All English harts are glad, and well appaide,     
In readines their London to defend.
Defend them, Lord, and these faer Nymphs likewise,
That ever they may do this Sacrifice.



THE greatest Treasure that a Prince can haue     
Dooth louely London offer to her Queene,
Such Loyaltie as like was neuer seene,     
And such as any English heart can crave.



FOR London's aid the Country giues supplie     
Of needful things, and store of euery Graine:
London, giue thanks to him that sits on high,     
Had neuer Towne lesse cause for to complaine.
And loue and serue the Soueraigne of thy Peace,
Under whose Raigne thou hast this rich encrease.



WITH Siluer glide my pleasant Streams do run,     
Where leaping Fishes play betwixt the Shores:
This gracious good hath God so kinde begun     
For London's use, with help of Sails and Ores.
London rejoyce, and giue thy God the praise,
For her whose Highnes lengths thy happy days.



ARmour of safe defence the Soldier hath,     
So louely London carefully attends,
To keep her sacred Soueraigne from Skathe,     
That all this English land so well defends.
And so far London bids her Soldiers goe,
As well may serue to sheeld this land from woe.



THE Sailor that in cold and quaking Tide,     
The wrathful Storms of Winter's Rage doth bde,
With Streamers stretcht, prepares his merry Bark,
For Countries Welth to set his Men awark.
That Queene and Country eazely may see,
The Seaman serues his Prince in his degree.



FOR London's Safety and her Happiness,     
The Soldier and the Sailor may you see
All well prepar'd, and put in readiness,     
To doo such Seruice as may fitting be.
I, Art, with them doo joyne, and they with me.     
London then joy, and let all Ages knowe     
What Duty to thy Soueraigne thou doost owe.

The first NYMPH.


THUS with the Morning Sun and Evening Star     
These holy Lights shall burne; the cheerful Flame
With sweetest odour shall perfume as far     
As India stands, in honour of her name.
Whose Trophey we adore with sacred Rights,
With sweetest Incense and with endles lights.

The Second NYMPH.
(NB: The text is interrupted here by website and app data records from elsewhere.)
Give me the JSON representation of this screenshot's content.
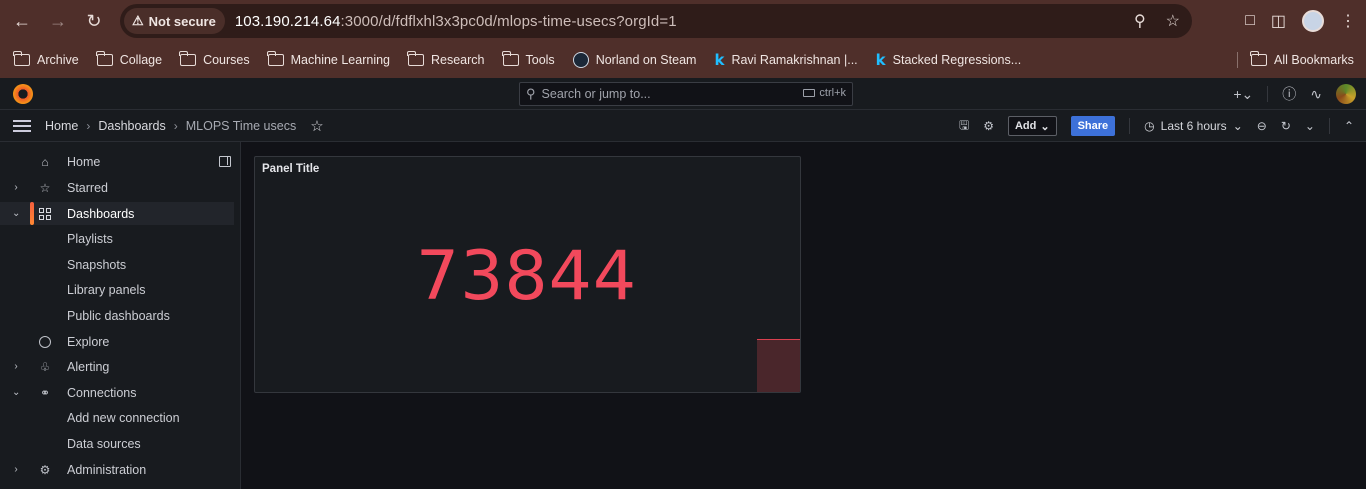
{
  "browser": {
    "security_label": "Not secure",
    "url_host": "103.190.214.64",
    "url_rest": ":3000/d/fdflxhl3x3pc0d/mlops-time-usecs?orgId=1",
    "bookmarks": [
      {
        "label": "Archive",
        "icon": "folder-icon"
      },
      {
        "label": "Collage",
        "icon": "folder-icon"
      },
      {
        "label": "Courses",
        "icon": "folder-icon"
      },
      {
        "label": "Machine Learning",
        "icon": "folder-icon"
      },
      {
        "label": "Research",
        "icon": "folder-icon"
      },
      {
        "label": "Tools",
        "icon": "folder-icon"
      },
      {
        "label": "Norland on Steam",
        "icon": "steam-icon"
      },
      {
        "label": "Ravi Ramakrishnan |...",
        "icon": "kaggle-icon"
      },
      {
        "label": "Stacked Regressions...",
        "icon": "kaggle-icon"
      }
    ],
    "all_bookmarks": "All Bookmarks"
  },
  "grafana": {
    "search_placeholder": "Search or jump to...",
    "search_shortcut": "ctrl+k",
    "breadcrumbs": {
      "home": "Home",
      "dashboards": "Dashboards",
      "current": "MLOPS Time usecs"
    },
    "toolbar": {
      "add_label": "Add",
      "share_label": "Share",
      "time_range": "Last 6 hours"
    },
    "sidebar": {
      "items": [
        {
          "label": "Home",
          "icon": "home-icon",
          "expandable": false
        },
        {
          "label": "Starred",
          "icon": "star-icon",
          "expandable": true
        },
        {
          "label": "Dashboards",
          "icon": "apps-icon",
          "expandable": true,
          "active": true
        },
        {
          "label": "Playlists"
        },
        {
          "label": "Snapshots"
        },
        {
          "label": "Library panels"
        },
        {
          "label": "Public dashboards"
        },
        {
          "label": "Explore",
          "icon": "compass-icon",
          "expandable": false
        },
        {
          "label": "Alerting",
          "icon": "bell-icon",
          "expandable": true
        },
        {
          "label": "Connections",
          "icon": "link-icon",
          "expandable": true
        },
        {
          "label": "Add new connection"
        },
        {
          "label": "Data sources"
        },
        {
          "label": "Administration",
          "icon": "cog-icon",
          "expandable": true
        }
      ]
    },
    "panel": {
      "title": "Panel Title",
      "value": "73844",
      "value_color": "#f2495c"
    }
  },
  "colors": {
    "chrome": "#4f2f2a",
    "grafana_bg": "#111217",
    "accent_orange": "#f55f3e",
    "share_blue": "#3d71d9"
  }
}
SO long as Sun dooth lend the world his light,     
Or any Grasse dooth growe upon the ground,
With holy flame our Torches shall burne bright,     
And Fame shall brute, with golden Trumpets sound,     
The Honour of her sacred Regiment,     
That claimes this honourable Monument.

The Third NYMPH.


OUR holy Lights shall burne continually,     
To signifie our Duties to her State:
Whose Excellent and Princely Majestye,     
Approoues it selfe to be moste fortunate.

The Fourth NYMPH.


VErtue shall witnes of her Woorthines,     
And Fame shall register her Princely Deeds;
The world shall still pray for her Happines,     
From whome our Peace and Quietnes proceeds.

Verses written under the Arms of England.

GAllia victa dedit Flores, invicta Leones     
Anglia, jus Belli in flore, Leone suum:
O sic, ô semper ferat Anglia læta triumphos,
Inclita Gallorum Flore, Leone suo.     
Done by George Peele, M.A. in Oxford.

A.D. 1586.}{ Robert House.
28 Eliz' } Sheriffs, { William Elkin.
  [ Click here to view Image of coat of arms, Sir George Barne   ]
MAIOR, Sir George Barne, Haberdasher,
Son to George Barne, Knight, Citizen, Haberdasher, and Lord Maior of London; who was Son also to George Barne, Citizen and Haberdasher of London.

Sir Philip Sidney's honourable Funeral, Feb. 16, 1586.

Ludgate new builded by the City's Charge.